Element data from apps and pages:
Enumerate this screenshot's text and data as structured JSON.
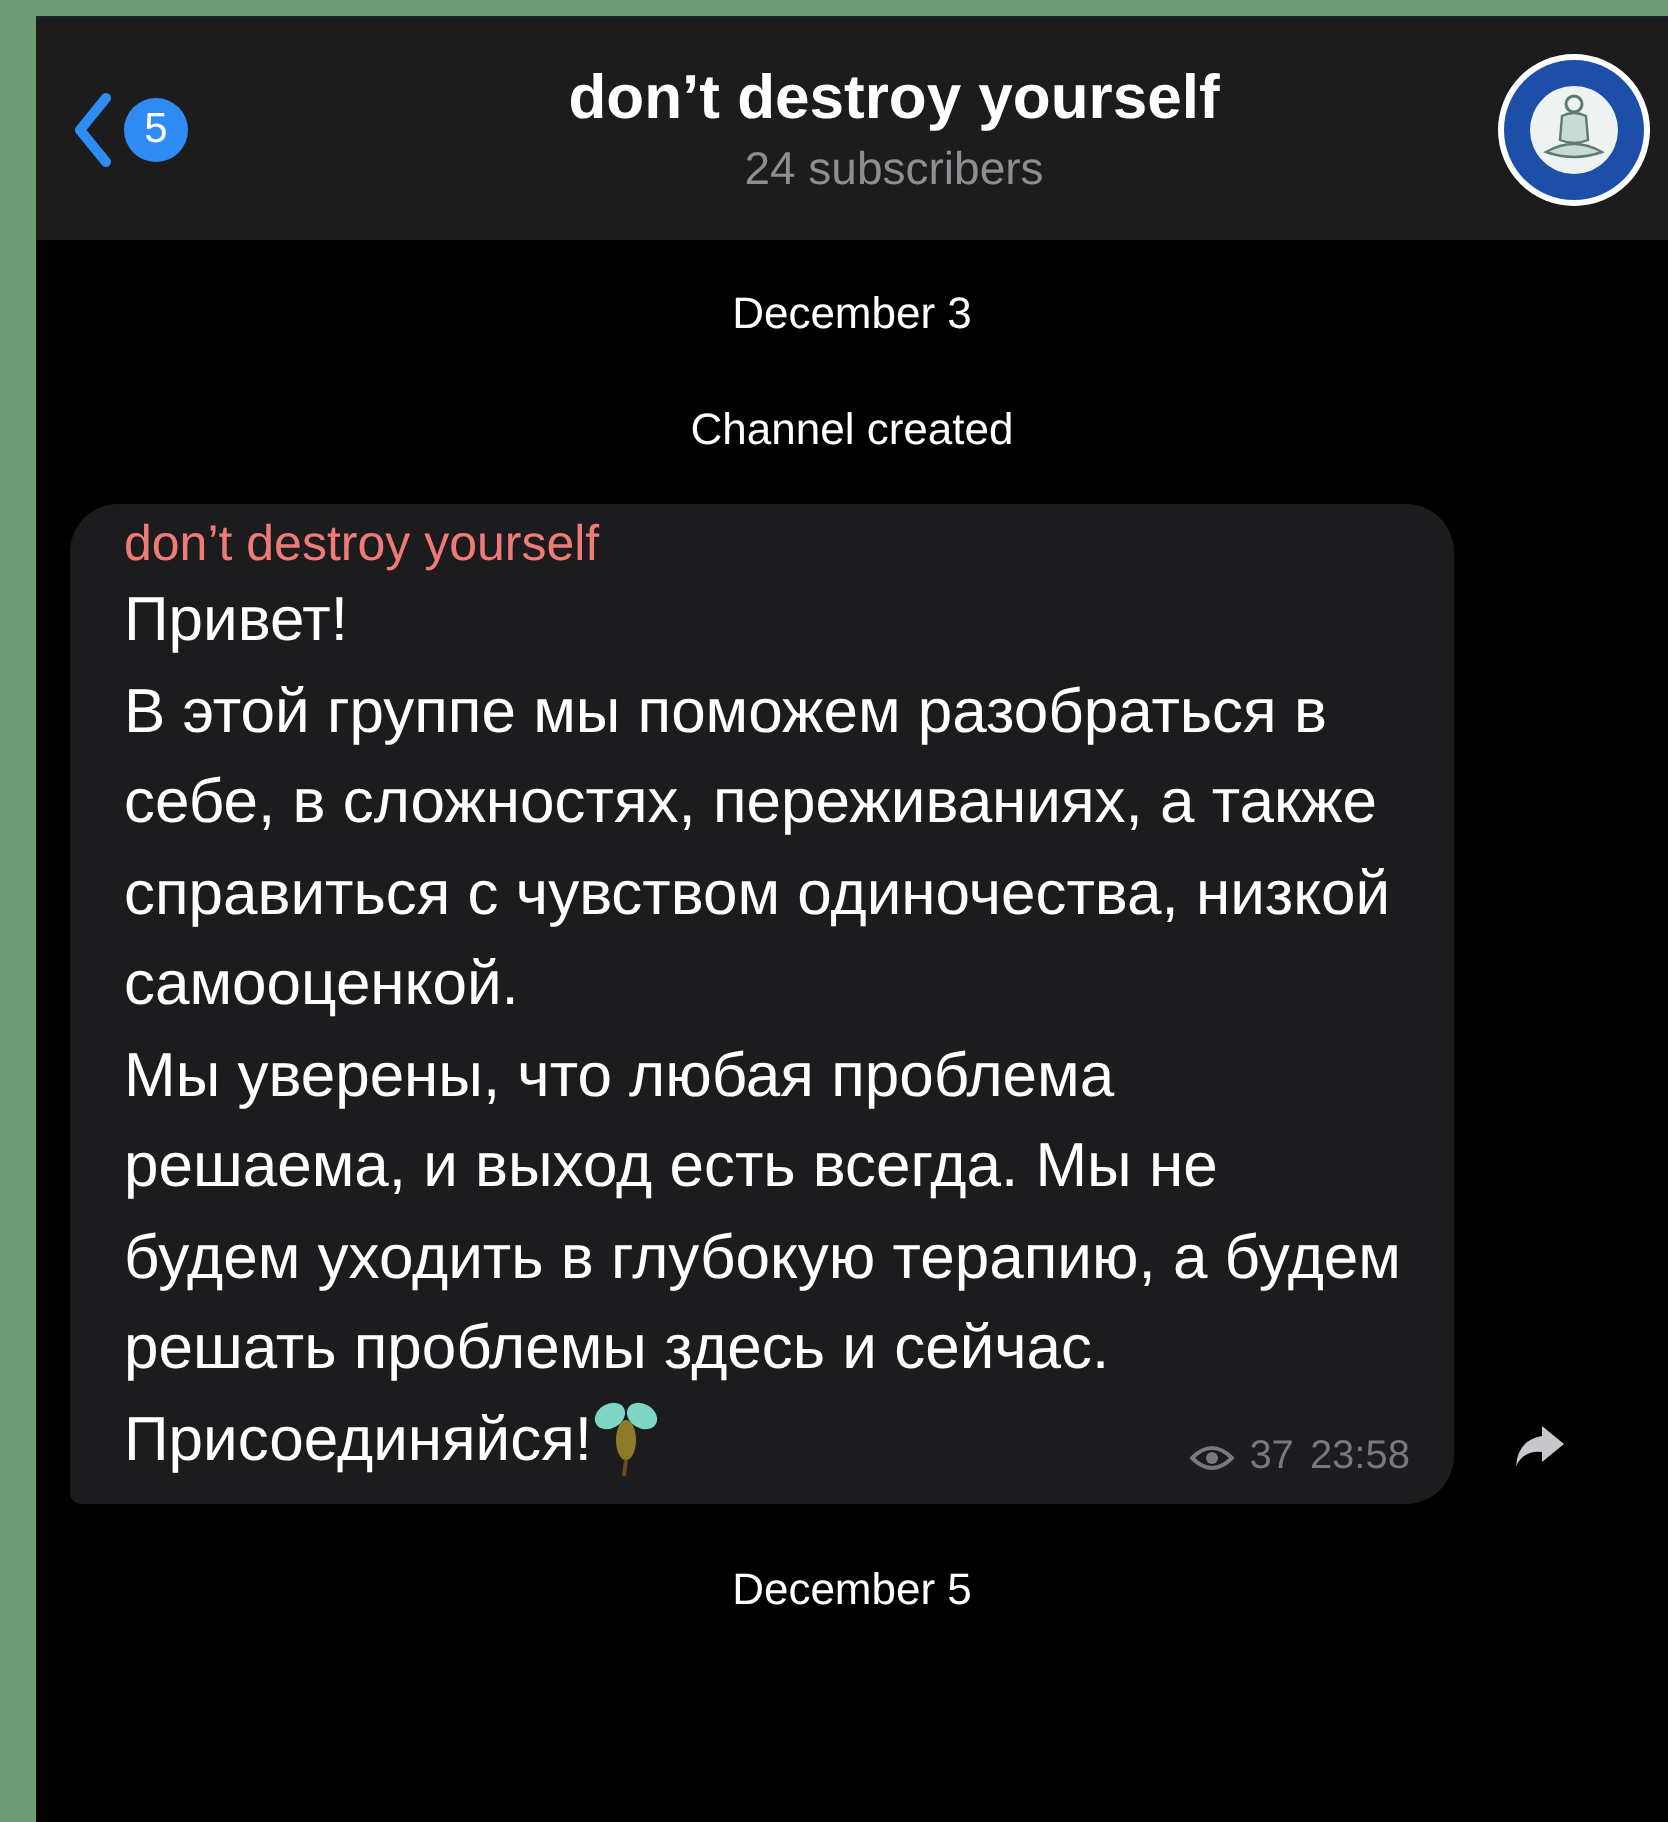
{
  "header": {
    "back_badge": "5",
    "title": "don’t destroy yourself",
    "subtitle": "24 subscribers"
  },
  "messages": [
    {
      "kind": "date",
      "text": "December 3"
    },
    {
      "kind": "service",
      "text": "Channel created"
    },
    {
      "kind": "post",
      "author": "don’t destroy yourself",
      "paragraphs": [
        "Привет!",
        "В этой группе мы поможем разобраться в себе, в сложностях, переживаниях, а также справиться с чувством одиночества, низкой самооценкой.",
        "Мы уверены, что любая проблема решаема, и выход есть всегда. Мы не будем уходить в глубокую терапию, а будем решать проблемы здесь и сейчас.",
        "Присоединяйся!"
      ],
      "views": "37",
      "time": "23:58"
    },
    {
      "kind": "date",
      "text": "December 5"
    }
  ]
}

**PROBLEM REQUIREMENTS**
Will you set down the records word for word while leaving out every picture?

**ANSWER FOR THIS EXERCISE**
Enumerate this screenshot's text and data as structured JSON.
{
  "header": {
    "back_badge": "5",
    "title": "don’t destroy yourself",
    "subtitle": "24 subscribers"
  },
  "messages": [
    {
      "kind": "date",
      "text": "December 3"
    },
    {
      "kind": "service",
      "text": "Channel created"
    },
    {
      "kind": "post",
      "author": "don’t destroy yourself",
      "paragraphs": [
        "Привет!",
        "В этой группе мы поможем разобраться в себе, в сложностях, переживаниях, а также справиться с чувством одиночества, низкой самооценкой.",
        "Мы уверены, что любая проблема решаема, и выход есть всегда. Мы не будем уходить в глубокую терапию, а будем решать проблемы здесь и сейчас.",
        "Присоединяйся!"
      ],
      "views": "37",
      "time": "23:58"
    },
    {
      "kind": "date",
      "text": "December 5"
    }
  ]
}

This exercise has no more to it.